This webpage is dedicated to Colonel Edward Churchill, Expo's Director of Installations, who wisely implemented the Critical Path Method (CPM). Without using CPM, Expo 67 would never have been built in time.
Īle Notre Dame under construction in 1964
REMEMBER ALL THOSE PEOPLE WHO SAID EXPO WOULD NEVER BE READY IN TIME? NOW MEET THE MAN WHO MADE LIARS OUT OF THEM
By Hal Tennant for Maclean's magazine
IT'S JULY 31, 1965, and one of the islands where Expo will stand is just taking shape. The trucking contractors are doing their damnedest to get that fill hauled down to the riverfront and dumped into the cofferdam. But a little mob of wildcat strikers are doing their damnedest to stop them. As one convoy of trucks tries to get through, the strikers pelt them with sticks of dynamite, which explode like giant firecrackers. When another convoy tries to run the gauntlet, a speeding car zooms past, a .38-caliber automatic points its ugly little snout out of one window toward the trucks and - bang! bang!
Nobody's hurt, but obviously these wildcatters are playing for keeps, and Gerry Germain, project manager for Walsh Canadian Construction, is just about out of his skull. He's got to turn in another of those weekly progress reports, but this time, with the news he's got, those guys in the Expo office are just going to have to face a few realities.
"Please note," his memo begins, "that construction of our cofferdam, as shown on network No. 0-29-11-500, Nodes 35-36, has now been delayed six days due to current trucking strike..." He tells how they kept the trucks moving for just four hours that Saturday, what with all the violence, and then he tries to be reassuring: "As soon as labor conditions permit, we will resume construction activities on this project."
But Colonel Edward Churchill, Director of Installations for the Canadian Corporation for the 1967 World Exhibition, is not at all reassured. The Colonel, as he is respectfully known up and down the ranks at Expo, didn't build 192 airfields all over wartime Europe by listening to excuses. His reaction is pure automatic reflex:
WE WISH TO ADVISE YOU, he wires Germain, THAT THE VERY NATURE OF OUR PROJECT PREVENTS US FROM ALLOWING ANY CONTRACTOR NOT TO COMPLY WITH THE DATES AND OTHER CONDITIONS OF HIS CONTRACT. WE ARE THEREFORE REQUESTING THAT YOU TAKE WHATEVER STEPS ARE NECESSARY WITHIN THE LIMITS OF YOUR CONTRACT SO THAT WORKS ARE PROCEEDED WITH WITHOUT DELAY AND TERMINATED ON TIME THE WHOLE UNDER PENALTY OF ALL RESULTING DAMAGES.
Photo: Copyright © by L. Beaulieu
Īle Notre Dame under construction.

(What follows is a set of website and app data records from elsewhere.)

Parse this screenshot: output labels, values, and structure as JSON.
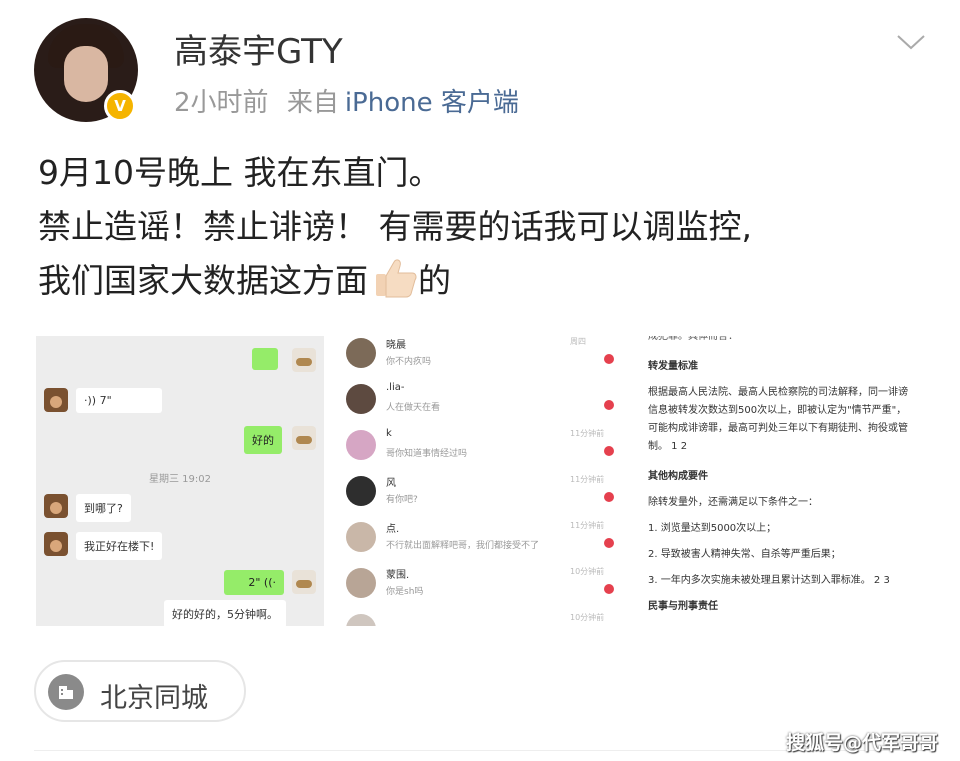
{
  "post": {
    "username": "高泰宇GTY",
    "time": "2小时前",
    "from_prefix": "来自",
    "client": "iPhone 客户端",
    "badge": "V",
    "text_lines": [
      "9月10号晚上 我在东直门。",
      "禁止造谣！禁止诽谤！ 有需要的话我可以调监控,",
      "我们国家大数据这方面"
    ],
    "text_tail": "的",
    "location": "北京同城"
  },
  "chat": {
    "voice1": "7\"",
    "reply1": "好的",
    "timestamp": "星期三 19:02",
    "q1": "到哪了?",
    "q2": "我正好在楼下!",
    "voice2": "2\"",
    "reply2": "好的好的，5分钟啊。"
  },
  "messages": [
    {
      "name": "晓晨",
      "sub": "你不内疚吗",
      "time": "周四"
    },
    {
      "name": ".lia-",
      "sub": "人在做天在看",
      "time": ""
    },
    {
      "name": "k",
      "sub": "哥你知道事情经过吗",
      "time": "11分钟前"
    },
    {
      "name": "风",
      "sub": "有你吧?",
      "time": "11分钟前"
    },
    {
      "name": "点.",
      "sub": "不行就出面解释吧哥，我们都接受不了",
      "time": "11分钟前"
    },
    {
      "name": "蒙围.",
      "sub": "你是sh吗",
      "time": "10分钟前"
    },
    {
      "name": "",
      "sub": "",
      "time": "10分钟前"
    }
  ],
  "doc": {
    "top_cut": "成犯罪。具体而言：",
    "h1": "转发量标准",
    "p1": "根据最高人民法院、最高人民检察院的司法解释，同一诽谤信息被转发次数达到500次以上，即被认定为\"情节严重\"，可能构成诽谤罪，最高可判处三年以下有期徒刑、拘役或管制。 1 2",
    "h2": "其他构成要件",
    "p2": "除转发量外，还需满足以下条件之一：",
    "items": [
      "1. 浏览量达到5000次以上；",
      "2. 导致被害人精神失常、自杀等严重后果；",
      "3. 一年内多次实施未被处理且累计达到入罪标准。 2 3"
    ],
    "h3": "民事与刑事责任"
  },
  "watermark": "搜狐号@代军哥哥",
  "icons": [
    "chevron-down-icon",
    "thumbs-up-icon",
    "building-icon",
    "voice-icon"
  ]
}
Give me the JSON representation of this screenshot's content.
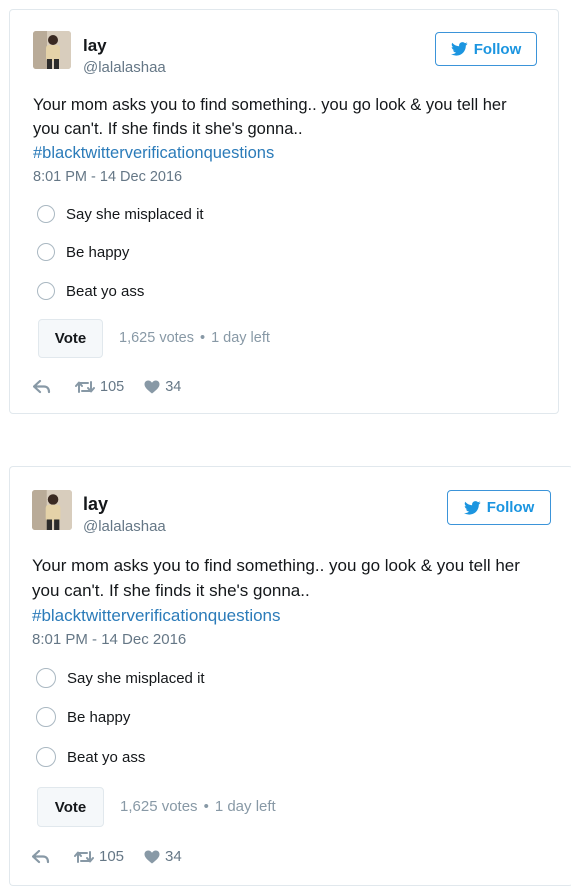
{
  "tweets": [
    {
      "name": "lay",
      "handle": "@lalalashaa",
      "follow_label": "Follow",
      "text": "Your mom asks you to find something.. you go look & you tell her you can't. If she finds it she's gonna..",
      "hashtag": "#blacktwitterverificationquestions",
      "timestamp": "8:01 PM - 14 Dec 2016",
      "options": [
        "Say she misplaced it",
        "Be happy",
        "Beat yo ass"
      ],
      "vote_label": "Vote",
      "votes": "1,625 votes",
      "separator": "•",
      "time_left": "1 day left",
      "retweets": "105",
      "likes": "34"
    },
    {
      "name": "lay",
      "handle": "@lalalashaa",
      "follow_label": "Follow",
      "text": "Your mom asks you to find something.. you go look & you tell her you can't. If she finds it she's gonna..",
      "hashtag": "#blacktwitterverificationquestions",
      "timestamp": "8:01 PM - 14 Dec 2016",
      "options": [
        "Say she misplaced it",
        "Be happy",
        "Beat yo ass"
      ],
      "vote_label": "Vote",
      "votes": "1,625 votes",
      "separator": "•",
      "time_left": "1 day left",
      "retweets": "105",
      "likes": "34"
    }
  ],
  "colors": {
    "twitter_blue": "#1b95e0",
    "hashtag": "#2b7bb9",
    "muted": "#657786",
    "border": "#e1e8ed"
  },
  "icons": [
    "twitter-bird-icon",
    "reply-icon",
    "retweet-icon",
    "heart-icon",
    "radio-icon"
  ]
}
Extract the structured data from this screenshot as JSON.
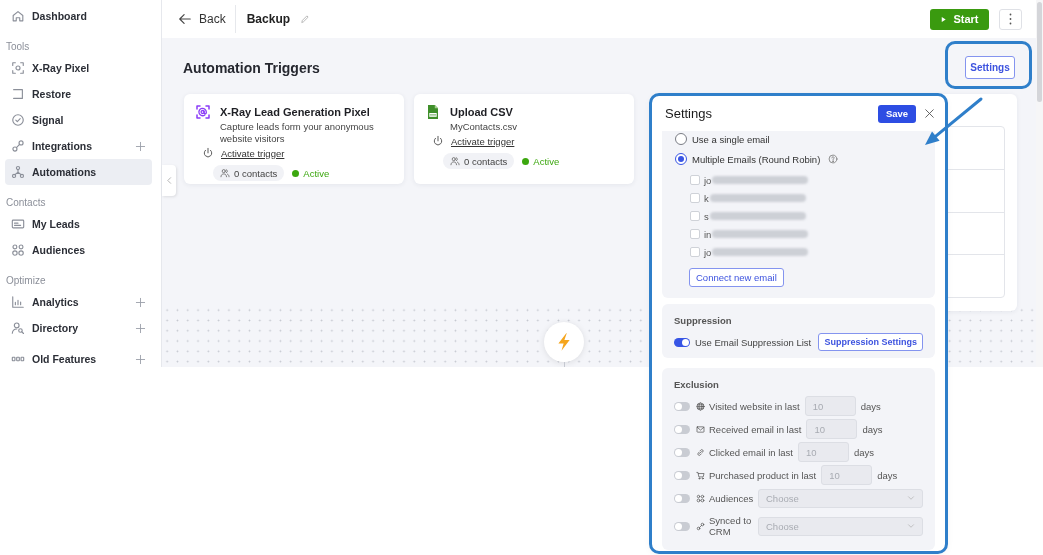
{
  "sidebar": {
    "sections": [
      {
        "items": [
          {
            "label": "Dashboard",
            "selected": false,
            "expandable": false
          }
        ]
      },
      {
        "title": "Tools",
        "items": [
          {
            "label": "X-Ray Pixel",
            "selected": false,
            "expandable": false
          },
          {
            "label": "Restore",
            "selected": false,
            "expandable": false
          },
          {
            "label": "Signal",
            "selected": false,
            "expandable": false
          },
          {
            "label": "Integrations",
            "selected": false,
            "expandable": true
          },
          {
            "label": "Automations",
            "selected": true,
            "expandable": false
          }
        ]
      },
      {
        "title": "Contacts",
        "items": [
          {
            "label": "My Leads",
            "selected": false,
            "expandable": false
          },
          {
            "label": "Audiences",
            "selected": false,
            "expandable": false
          }
        ]
      },
      {
        "title": "Optimize",
        "items": [
          {
            "label": "Analytics",
            "selected": false,
            "expandable": true
          },
          {
            "label": "Directory",
            "selected": false,
            "expandable": true
          }
        ]
      },
      {
        "items": [
          {
            "label": "Old Features",
            "selected": false,
            "expandable": true
          }
        ]
      }
    ]
  },
  "top_bar": {
    "back_label": "Back",
    "title": "Backup",
    "start_label": "Start"
  },
  "canvas": {
    "title": "Automation Triggers",
    "settings_label": "Settings",
    "triggers": [
      {
        "kind": "pixel",
        "title": "X-Ray Lead Generation Pixel",
        "description": "Capture leads form your anonymous website visitors",
        "action": "Activate trigger",
        "contacts": "0 contacts",
        "status": "Active"
      },
      {
        "kind": "csv",
        "title": "Upload CSV",
        "description": "MyContacts.csv",
        "action": "Activate trigger",
        "contacts": "0 contacts",
        "status": "Active"
      }
    ]
  },
  "settings_panel": {
    "title": "Settings",
    "save_label": "Save",
    "sending": {
      "options": [
        {
          "label": "Use a single email",
          "selected": false,
          "help": false
        },
        {
          "label": "Multiple Emails (Round Robin)",
          "selected": true,
          "help": true
        }
      ],
      "emails": [
        {
          "text": "jo",
          "checked": false
        },
        {
          "text": "k",
          "checked": false
        },
        {
          "text": "s",
          "checked": false
        },
        {
          "text": "in",
          "checked": false
        },
        {
          "text": "jo",
          "checked": false
        }
      ],
      "connect_label": "Connect new email"
    },
    "suppression": {
      "title": "Suppression",
      "toggle_label": "Use Email Suppression List",
      "on": true,
      "button_label": "Suppression Settings"
    },
    "exclusion": {
      "title": "Exclusion",
      "rules": [
        {
          "kind": "days",
          "label": "Visited website in last",
          "on": false,
          "value": "10",
          "unit": "days"
        },
        {
          "kind": "days",
          "label": "Received email in last",
          "on": false,
          "value": "10",
          "unit": "days"
        },
        {
          "kind": "days",
          "label": "Clicked email in last",
          "on": false,
          "value": "10",
          "unit": "days"
        },
        {
          "kind": "days",
          "label": "Purchased product in last",
          "on": false,
          "value": "10",
          "unit": "days"
        },
        {
          "kind": "select",
          "label": "Audiences",
          "on": false,
          "placeholder": "Choose"
        },
        {
          "kind": "select",
          "label": "Synced to CRM",
          "on": false,
          "placeholder": "Choose"
        }
      ]
    }
  }
}
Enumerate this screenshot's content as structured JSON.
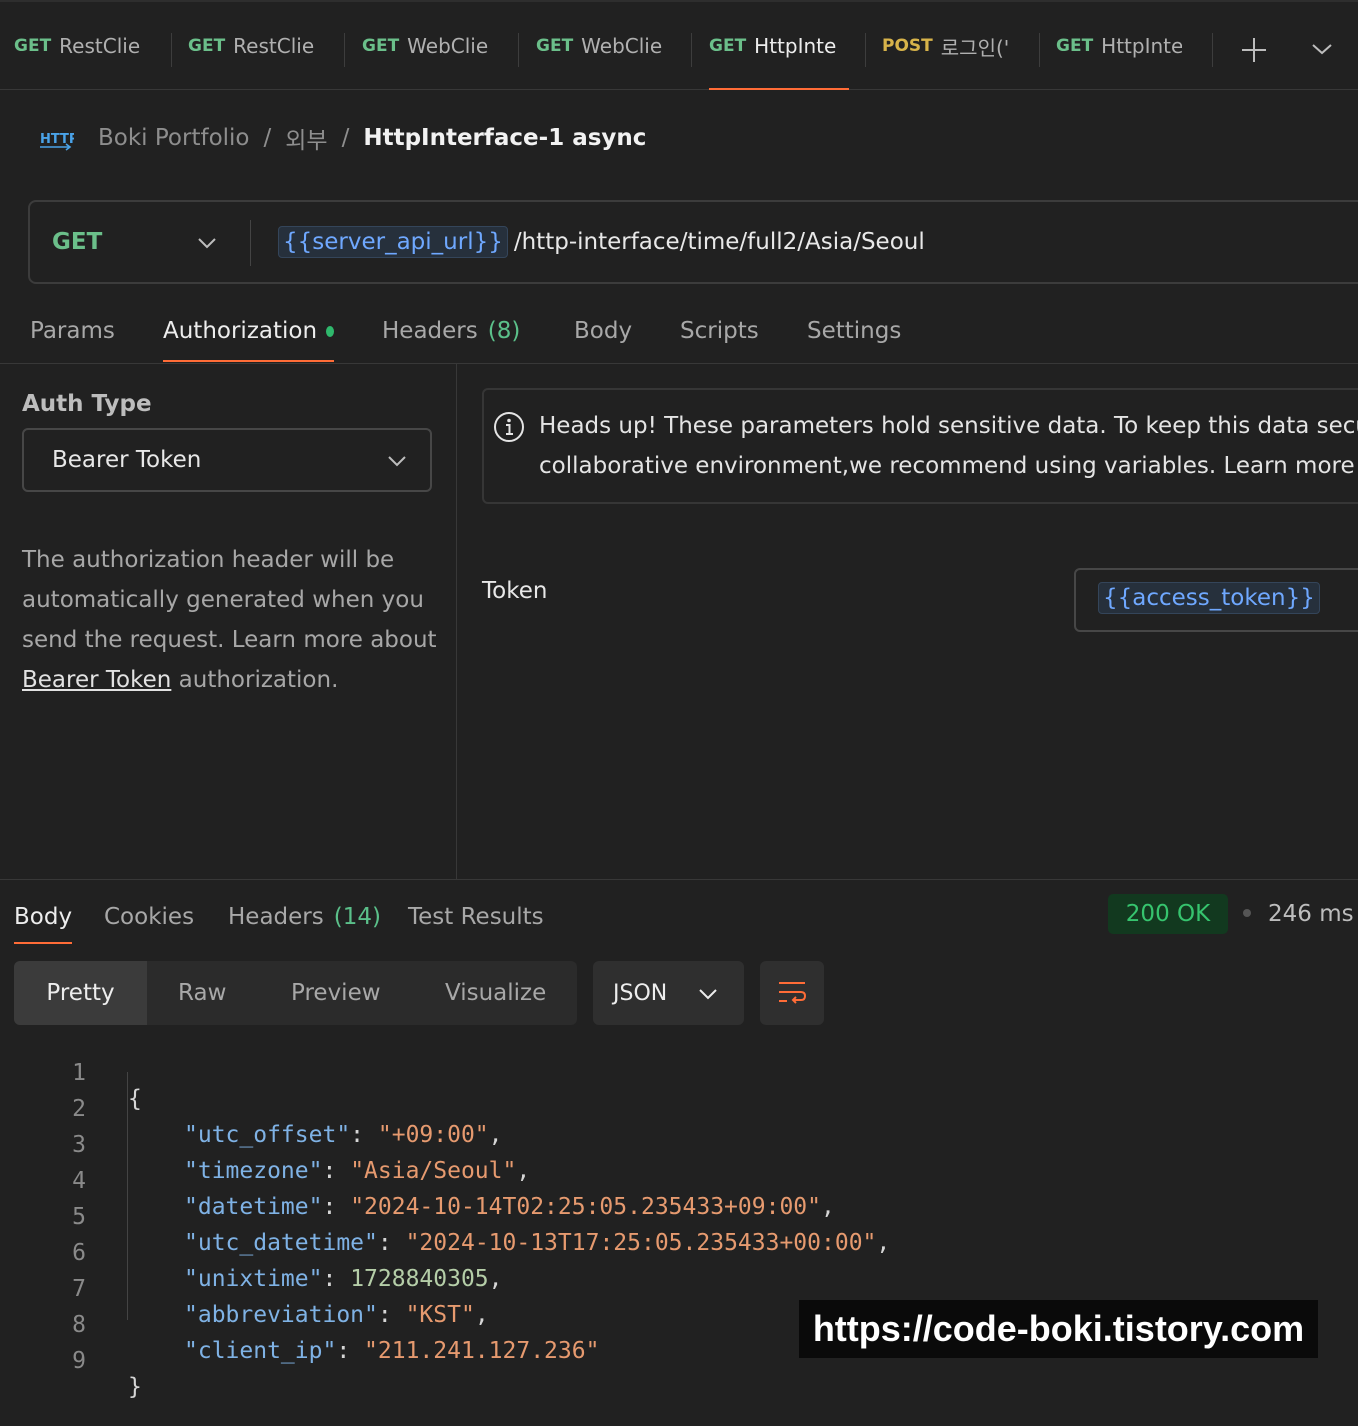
{
  "request_tabs": [
    {
      "method": "GET",
      "name": "RestClie",
      "active": false
    },
    {
      "method": "GET",
      "name": "RestClie",
      "active": false
    },
    {
      "method": "GET",
      "name": "WebClie",
      "active": false
    },
    {
      "method": "GET",
      "name": "WebClie",
      "active": false
    },
    {
      "method": "GET",
      "name": "HttpInte",
      "active": true
    },
    {
      "method": "POST",
      "name": "로그인('",
      "active": false
    },
    {
      "method": "GET",
      "name": "HttpInte",
      "active": false
    }
  ],
  "breadcrumb": {
    "icon": "http-icon",
    "collection": "Boki Portfolio",
    "folder": "외부",
    "request": "HttpInterface-1 async"
  },
  "url_bar": {
    "method": "GET",
    "variable": "{{server_api_url}}",
    "path": "/http-interface/time/full2/Asia/Seoul"
  },
  "request_sections": {
    "params": "Params",
    "authorization": "Authorization",
    "headers": "Headers",
    "headers_count": "(8)",
    "body": "Body",
    "scripts": "Scripts",
    "settings": "Settings"
  },
  "auth": {
    "type_label": "Auth Type",
    "type_value": "Bearer Token",
    "desc_before": "The authorization header will be automatically generated when you send the request. Learn more about ",
    "desc_link": "Bearer Token",
    "desc_after": " authorization.",
    "notice_line1": "Heads up! These parameters hold sensitive data. To keep this data secu",
    "notice_line2": "collaborative environment,we recommend using variables. Learn more ab",
    "token_label": "Token",
    "token_value": "{{access_token}}"
  },
  "response": {
    "tabs": {
      "body": "Body",
      "cookies": "Cookies",
      "headers": "Headers",
      "headers_count": "(14)",
      "tests": "Test Results"
    },
    "status": "200 OK",
    "time": "246 ms",
    "views": [
      "Pretty",
      "Raw",
      "Preview",
      "Visualize"
    ],
    "format": "JSON",
    "code_lines": [
      {
        "n": "1",
        "open": "{"
      },
      {
        "n": "2",
        "key": "\"utc_offset\"",
        "value": "\"+09:00\"",
        "vtype": "str",
        "comma": ","
      },
      {
        "n": "3",
        "key": "\"timezone\"",
        "value": "\"Asia/Seoul\"",
        "vtype": "str",
        "comma": ","
      },
      {
        "n": "4",
        "key": "\"datetime\"",
        "value": "\"2024-10-14T02:25:05.235433+09:00\"",
        "vtype": "str",
        "comma": ","
      },
      {
        "n": "5",
        "key": "\"utc_datetime\"",
        "value": "\"2024-10-13T17:25:05.235433+00:00\"",
        "vtype": "str",
        "comma": ","
      },
      {
        "n": "6",
        "key": "\"unixtime\"",
        "value": "1728840305",
        "vtype": "num",
        "comma": ","
      },
      {
        "n": "7",
        "key": "\"abbreviation\"",
        "value": "\"KST\"",
        "vtype": "str",
        "comma": ","
      },
      {
        "n": "8",
        "key": "\"client_ip\"",
        "value": "\"211.241.127.236\"",
        "vtype": "str",
        "comma": ""
      },
      {
        "n": "9",
        "close": "}"
      }
    ]
  },
  "watermark": "https://code-boki.tistory.com",
  "colors": {
    "accent": "#ff6c37",
    "get": "#6bbf8a",
    "post": "#d7b34a",
    "variable": "#6fa8ff",
    "status_ok": "#36c46e"
  }
}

This photograph gives you a good idea of just how much landfill was needed to build the island.
You have to spell things out like that in big fat capital letters, The Colonel has found, or some people just don't get the message. Even a message as plain as this one: Here we are, building the biggest fair the world has ever seen. We hope it will also be the greatest. But whether it turns out great or ghastly, we're bloody well going to build it on time. We have to create even the land we're to build on, or most of it, and we've got 100 buildings to put up, including a lot of wild-looking structures calling for unusual techniques, and we've got to provide the whole lot of them with roads and sewers and water and electrical power and fire protection and telephones and special communication systems and air conditioning and whatever else they need. And we've got about half the time we ought to have to do the job. Not dynamite or .38-caliber automatics or strikes or blizzards or civil-service regulations or international protocol or shadflies or committees that recommend further study or memos that plead for more time or architects who argue over designs or editorial writers who tell us we've bitten off more than we can chew or know-it-all computers that predict we can't possibly make it earlier than 1969.